Guide To Water Retention and PMS

Water Retention, Edema And PMS

Premenstrual Syndrome (PMS) Swelling (Edema)

Premenstrual water retention (and weight gain) is a common side effect of the menstrual cycle in most women. This form of fluid retention causes temporary swelling or enlargement of the breasts, abdomen, ankles, and fingers. Premenstrual headaches and back pain may also be caused by edema swelling brought on by excess fluid in the disks between the vertebrae and the spine, as well as inside the skull. The excess fluid is typically lost in the first days of menstruation.

What Causes Premenstrual Fluid Retention And Edema?

Women have an increased risk of water retention and temporary weight gain during the run-up to a period, due to the rise and fall of hormone levels. Hormones alone, or in combination with other body chemicals, can cause edema due to increased fluid retention. Exactly how do these hormones cause premenstrual water retention? The answer is, we don’t know.

Some experts believe that the reduction in progesterone, in the week before menstruation, leads to more progesterone being broken down which signals the kidneys to retain water and sodium. As well as this, a water-retaining compound (an anti-diuretic hormone) may be secreted, which causes more water to be retained.
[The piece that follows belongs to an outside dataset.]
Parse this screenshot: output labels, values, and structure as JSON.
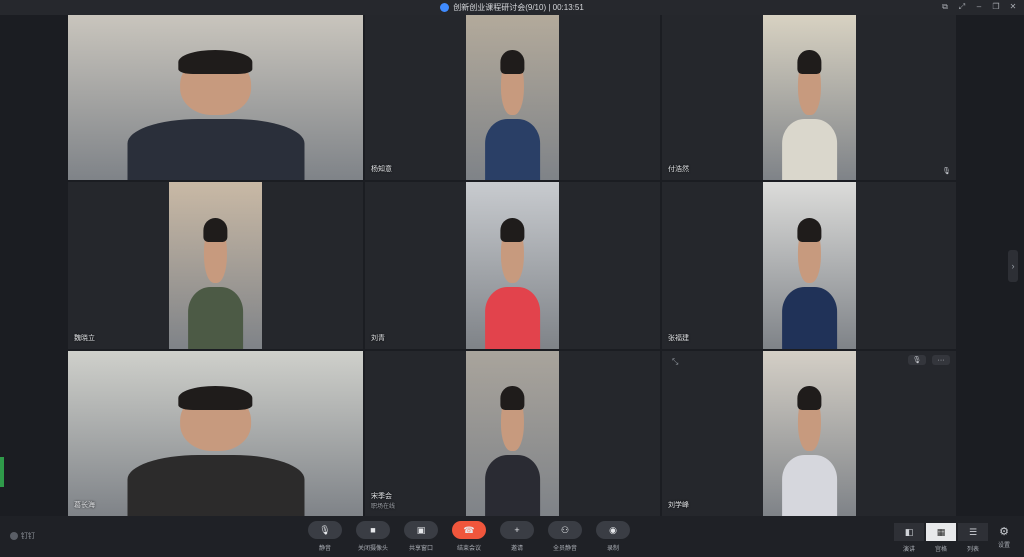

Other experts believe that PMS water retention is due to fluctuations in blood sugar. For example, when someone does not eat for many hours, blood sugar levels typically fall very low. This causes the body to secrete adrenaline, which tells the body to release stored sugar from cells in order to normalize the level of sugar in the bloodstream. However, when sugar is removed from the cells, they fill up with water, causing (it is believed) weight gain, bloating and water retention symptoms in premenstrual women. The point is, women with PMS tend to release adrenaline a lot sooner than do women at other stages of the menstrual cycle.

How To Reduce Premenstrual Fluid Retention

For patients who regularly suffer from cyclic water retention in the week before menstruation, dietitians and doctors usually recommend the following:

  • Limit sodium intake to 1000 milligrams a day. Focus on eating plenty of fresh fruit and vegetables and avoid processed foods, including table salt.
  • Aim to get 1200-1350 milligrams of calcium each day. More evidence is emerging that higher-than-average calcium intakes help to reduce water retention and edema.
  • Eat small meals at regular intervals, no longer than 3 hours. Choose plenty of wholegrain carbohydrates (eg. bread, crackers, pasta, rice) to maintain adequate blood sugar levels and prevent cells from being depleted of sugar and refilled with water.
  • Drink plenty of fluids. Water, grapefruit juice, cranberry juice, herb teas and vegetable juices are best.
  • Enjoy plenty of fresh fruits and vegetables, such as melon, grapefruit, bananas, leafy greens and tomatoes.

Note: Neither diuretics, nor supplements such as evening primrose oil, essential free fatty acids, and ginkgo biloba have been proved to be effective remedies for PMS fluid retention or weight reduction.